Report the lines of the data below that contain the string "title".

+-------+

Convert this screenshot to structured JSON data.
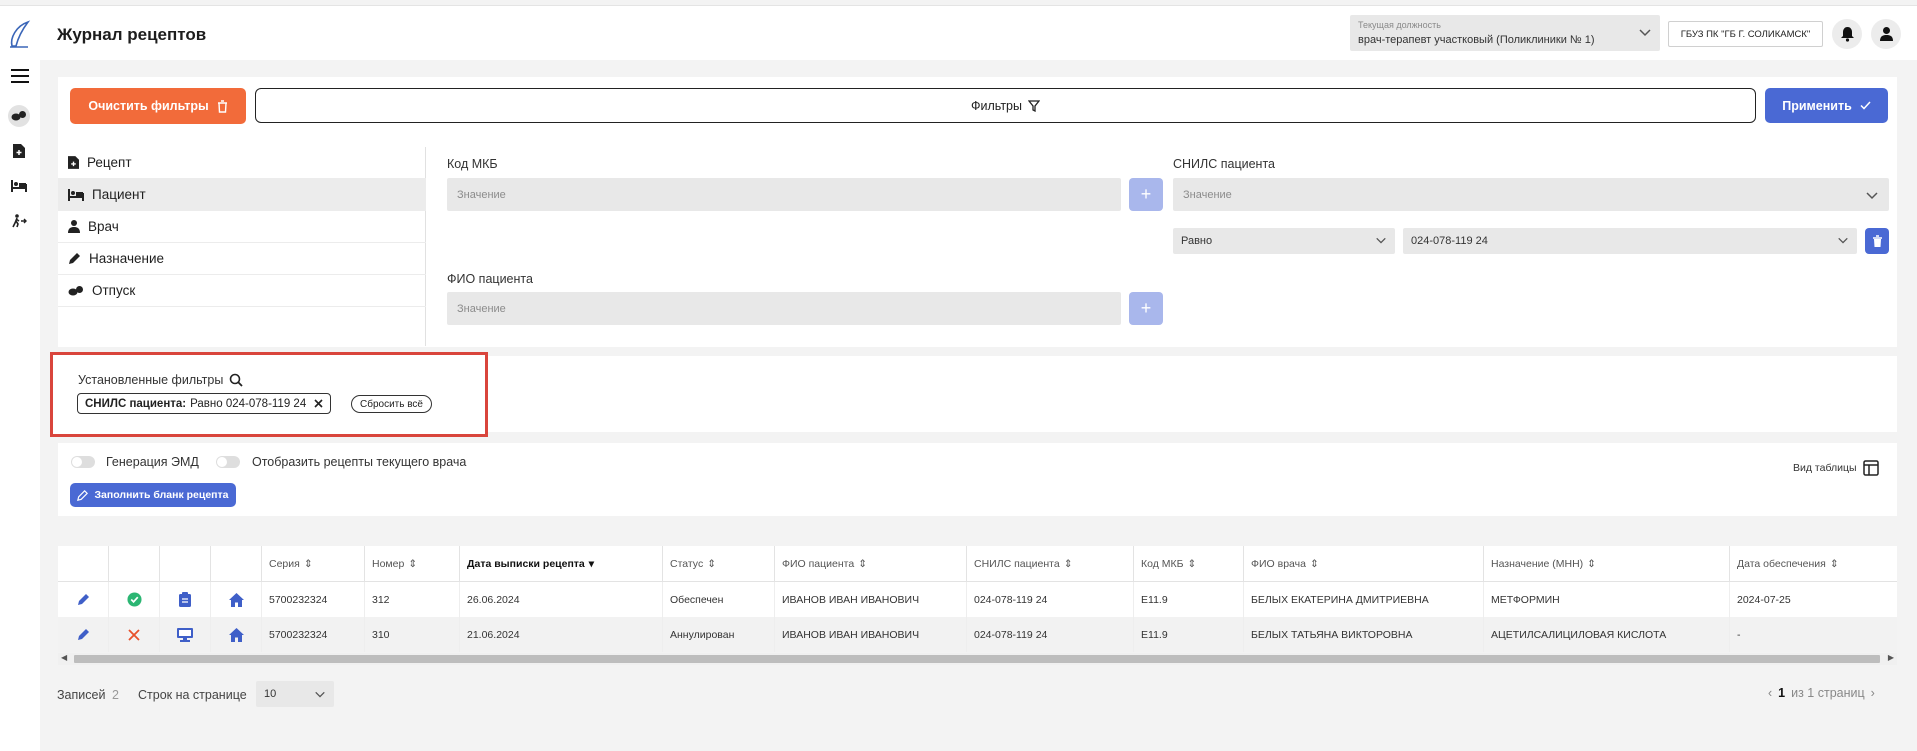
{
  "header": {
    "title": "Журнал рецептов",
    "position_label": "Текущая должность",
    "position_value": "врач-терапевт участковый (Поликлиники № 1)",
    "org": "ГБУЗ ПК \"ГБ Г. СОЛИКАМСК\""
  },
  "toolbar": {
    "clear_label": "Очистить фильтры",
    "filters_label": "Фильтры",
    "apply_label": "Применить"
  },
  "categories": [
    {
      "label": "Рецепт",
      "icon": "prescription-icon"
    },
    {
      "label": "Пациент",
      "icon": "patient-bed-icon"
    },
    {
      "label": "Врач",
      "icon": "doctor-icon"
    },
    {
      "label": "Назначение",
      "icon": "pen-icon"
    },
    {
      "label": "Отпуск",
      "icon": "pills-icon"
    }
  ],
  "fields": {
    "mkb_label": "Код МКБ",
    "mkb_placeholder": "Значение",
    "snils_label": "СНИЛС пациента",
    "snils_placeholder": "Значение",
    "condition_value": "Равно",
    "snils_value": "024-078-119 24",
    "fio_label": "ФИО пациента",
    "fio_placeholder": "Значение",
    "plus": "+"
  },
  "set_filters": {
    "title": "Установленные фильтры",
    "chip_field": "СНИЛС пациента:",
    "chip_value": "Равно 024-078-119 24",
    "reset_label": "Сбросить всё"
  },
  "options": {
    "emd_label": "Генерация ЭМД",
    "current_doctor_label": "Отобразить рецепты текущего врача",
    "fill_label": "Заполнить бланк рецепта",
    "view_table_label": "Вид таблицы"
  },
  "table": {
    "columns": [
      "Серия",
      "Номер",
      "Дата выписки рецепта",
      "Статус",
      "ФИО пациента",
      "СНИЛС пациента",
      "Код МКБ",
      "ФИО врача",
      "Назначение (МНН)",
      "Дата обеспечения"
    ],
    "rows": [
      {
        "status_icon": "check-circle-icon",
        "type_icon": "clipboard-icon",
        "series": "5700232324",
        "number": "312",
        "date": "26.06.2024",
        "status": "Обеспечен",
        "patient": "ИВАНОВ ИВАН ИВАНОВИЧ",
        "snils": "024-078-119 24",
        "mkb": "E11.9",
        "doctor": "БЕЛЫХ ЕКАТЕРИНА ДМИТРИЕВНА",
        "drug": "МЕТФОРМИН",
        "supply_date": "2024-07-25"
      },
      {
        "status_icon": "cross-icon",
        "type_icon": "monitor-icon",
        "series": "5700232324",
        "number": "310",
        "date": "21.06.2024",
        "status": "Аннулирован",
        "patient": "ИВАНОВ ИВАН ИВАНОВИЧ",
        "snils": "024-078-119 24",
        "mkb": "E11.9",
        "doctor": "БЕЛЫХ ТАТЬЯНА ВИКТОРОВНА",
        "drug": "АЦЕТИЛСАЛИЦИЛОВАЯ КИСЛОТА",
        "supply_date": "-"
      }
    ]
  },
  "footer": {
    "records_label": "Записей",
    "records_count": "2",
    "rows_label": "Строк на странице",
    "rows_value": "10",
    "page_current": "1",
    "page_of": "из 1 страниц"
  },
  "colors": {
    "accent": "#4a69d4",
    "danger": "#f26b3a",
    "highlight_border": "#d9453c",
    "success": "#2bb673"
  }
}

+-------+

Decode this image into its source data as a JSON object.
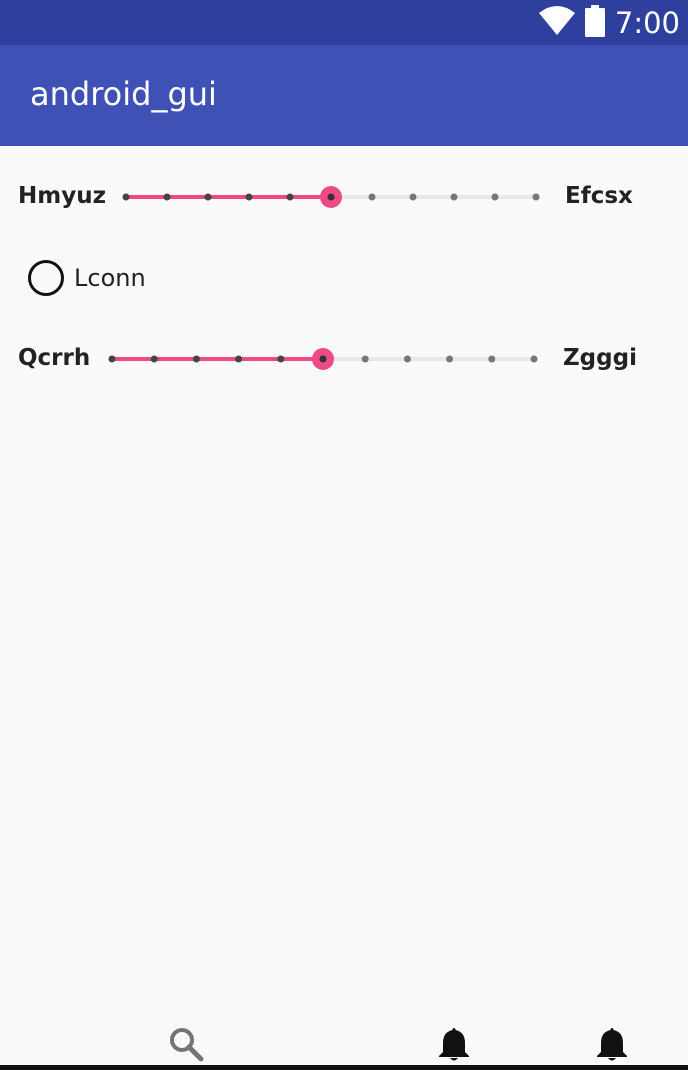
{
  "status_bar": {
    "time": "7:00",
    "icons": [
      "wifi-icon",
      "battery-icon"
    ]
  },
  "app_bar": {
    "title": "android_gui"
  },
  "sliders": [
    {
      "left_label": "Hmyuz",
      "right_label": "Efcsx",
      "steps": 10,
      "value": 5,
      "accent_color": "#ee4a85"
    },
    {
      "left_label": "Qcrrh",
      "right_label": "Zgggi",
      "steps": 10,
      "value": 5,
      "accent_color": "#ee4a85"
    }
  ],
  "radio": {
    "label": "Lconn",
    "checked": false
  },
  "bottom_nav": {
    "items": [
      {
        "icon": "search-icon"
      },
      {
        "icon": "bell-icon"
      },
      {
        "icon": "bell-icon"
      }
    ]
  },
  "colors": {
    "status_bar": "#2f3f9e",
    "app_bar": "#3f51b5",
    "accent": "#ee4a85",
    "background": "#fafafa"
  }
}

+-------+

Reply
    "title": "Журнал рецептов",
    "title": "Установленные фильтры",
    "title": "android_gui"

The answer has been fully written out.